In the Senate, Booker was an outspoken critic of former Attorney General Jeff Sessions’ effort to revive the failed War on Drugs. More recently, he pressed Attorney General William Barr on his stance on marijuana legalization and the rescission of the Cole memo, winning a commitment from Barr to leave states alone that have  legalized marijuana.

In addition to the Marijuana Justice Act, Booker is the co-author of the bipartisan CARERS Act, which would allow patients to access medical marijuana in states where it’s legal without fear of federal prosecution, and the bipartisan REDEEM Act, which would allow nonviolent drug offenders to petition a court to seal and expunge their drug offenses, while automatically sealing, and in some cases expunging, the nonviolent records of juveniles. These reforms would reduce a major barrier that formerly incarcerated individuals face when attempting to rejoin society. He is also a cosponsor of the Fair Chance Act, which prohibits the federal government and federal contractors from asking about the criminal history of a job applicant prior to a conditional offer of employment. Earlier this year, the Fair Chance Act passed out of the Senate Homeland Security and Governmental Affairs Committee and the House Oversight and Government and Reform Committee. In June, Booker introduced legislation to remove marijuana from list of deportable offenses.

House Panel Bill Rewrite Will Move Marijuana To Regulated Substances List

ALASKA:  The House Judiciary Committee plans to move marijuana from the state’s list of controlled substances to regulated substances, its chairwoman announced Friday.

The move to rewrite Senate Bill 30, which chiefly deals with updating the state’s existing criminal code, is a departure from the approach taken by the Senate but one state officials say will improve regulation and enforcement.

Cynthia Franklin, the director of the Alcoholic Beverage Control Board, which is charged with forming regulations for marijuana, testified in support of moving marijuana into a regulated substance, matching the will of the voters who passed Ballot Measure 2 last fall. She said it ultimately will help consolidate existing crimes and penalties for marijuana misconduct, allowing the stronger and clearer standards for regulators and law enforcement.

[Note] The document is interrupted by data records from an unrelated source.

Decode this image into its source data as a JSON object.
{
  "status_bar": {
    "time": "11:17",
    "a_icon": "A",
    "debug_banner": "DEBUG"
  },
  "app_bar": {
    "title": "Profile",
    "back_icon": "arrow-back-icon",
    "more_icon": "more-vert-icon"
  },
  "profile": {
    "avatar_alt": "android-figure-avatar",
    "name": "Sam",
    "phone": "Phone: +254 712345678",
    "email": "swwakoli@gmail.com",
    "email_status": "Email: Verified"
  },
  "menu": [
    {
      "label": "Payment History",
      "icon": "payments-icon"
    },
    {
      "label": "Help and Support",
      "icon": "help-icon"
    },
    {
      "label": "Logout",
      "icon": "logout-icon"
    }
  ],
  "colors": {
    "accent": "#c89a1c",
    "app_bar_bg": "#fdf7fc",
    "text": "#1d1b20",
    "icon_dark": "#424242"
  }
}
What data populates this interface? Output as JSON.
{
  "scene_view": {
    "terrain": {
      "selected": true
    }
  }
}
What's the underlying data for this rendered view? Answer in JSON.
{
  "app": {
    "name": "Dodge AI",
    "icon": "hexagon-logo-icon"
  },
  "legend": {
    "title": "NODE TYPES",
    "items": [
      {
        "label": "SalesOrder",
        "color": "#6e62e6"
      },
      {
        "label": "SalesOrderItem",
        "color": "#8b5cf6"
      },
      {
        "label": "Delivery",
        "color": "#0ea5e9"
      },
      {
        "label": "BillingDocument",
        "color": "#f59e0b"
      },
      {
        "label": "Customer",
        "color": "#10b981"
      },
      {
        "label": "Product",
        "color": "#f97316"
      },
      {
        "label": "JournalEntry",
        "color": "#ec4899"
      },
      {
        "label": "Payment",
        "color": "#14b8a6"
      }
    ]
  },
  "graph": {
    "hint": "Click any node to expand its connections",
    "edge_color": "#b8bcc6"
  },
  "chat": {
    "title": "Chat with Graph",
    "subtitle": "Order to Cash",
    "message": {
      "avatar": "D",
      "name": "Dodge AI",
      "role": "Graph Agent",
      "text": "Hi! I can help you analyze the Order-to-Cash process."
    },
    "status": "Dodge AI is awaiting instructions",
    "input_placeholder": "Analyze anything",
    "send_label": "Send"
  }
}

“It was their intention and desire that marijuana be a legal substance for individuals 21 and older,” she said. “That makes it in the same category as alcohol: a legal, but dangerous and regulated substance. Having those rules in one place makes it easier, we believe for law enforcement to understand them.”

House Panel Advances Bill Creating Alaska Marijuana Control Board

ALASKA:  A bill to create a marijuana board moved forward in the House on Wednesday.

The House Judiciary Committee advanced a new version of a bill to create a board to help regulate the commercial marijuana industry. It now goes to House Finance for consideration.

The bill, introduced by Gov. Bill Walker, would create a five-member board to develop regulations and consider applicants for marijuana businesses.

Alaska Lawmakers Hold Marijuana Show And Tell

ALASKA:  Alaska lawmakers on Friday used a committee hearing to learn more about marijuana as they work on regulating it.

The House Judiciary Committee has spent the past several weeks discussing a bill to decriminalize recreational marijuana and make other uses and acts illegal.

On Friday, they had the opportunity to see and smell – but not use- marijuana. A representative from each the Juneau Police Department, state Department of Law and the legalization effort provided information about various forms of the drug.

Rep. Gabrielle LeDoux, R-Anchorage, and chair of the committee, said she was familiar with regular marijuana, but didn’t know what hash was or how it was used.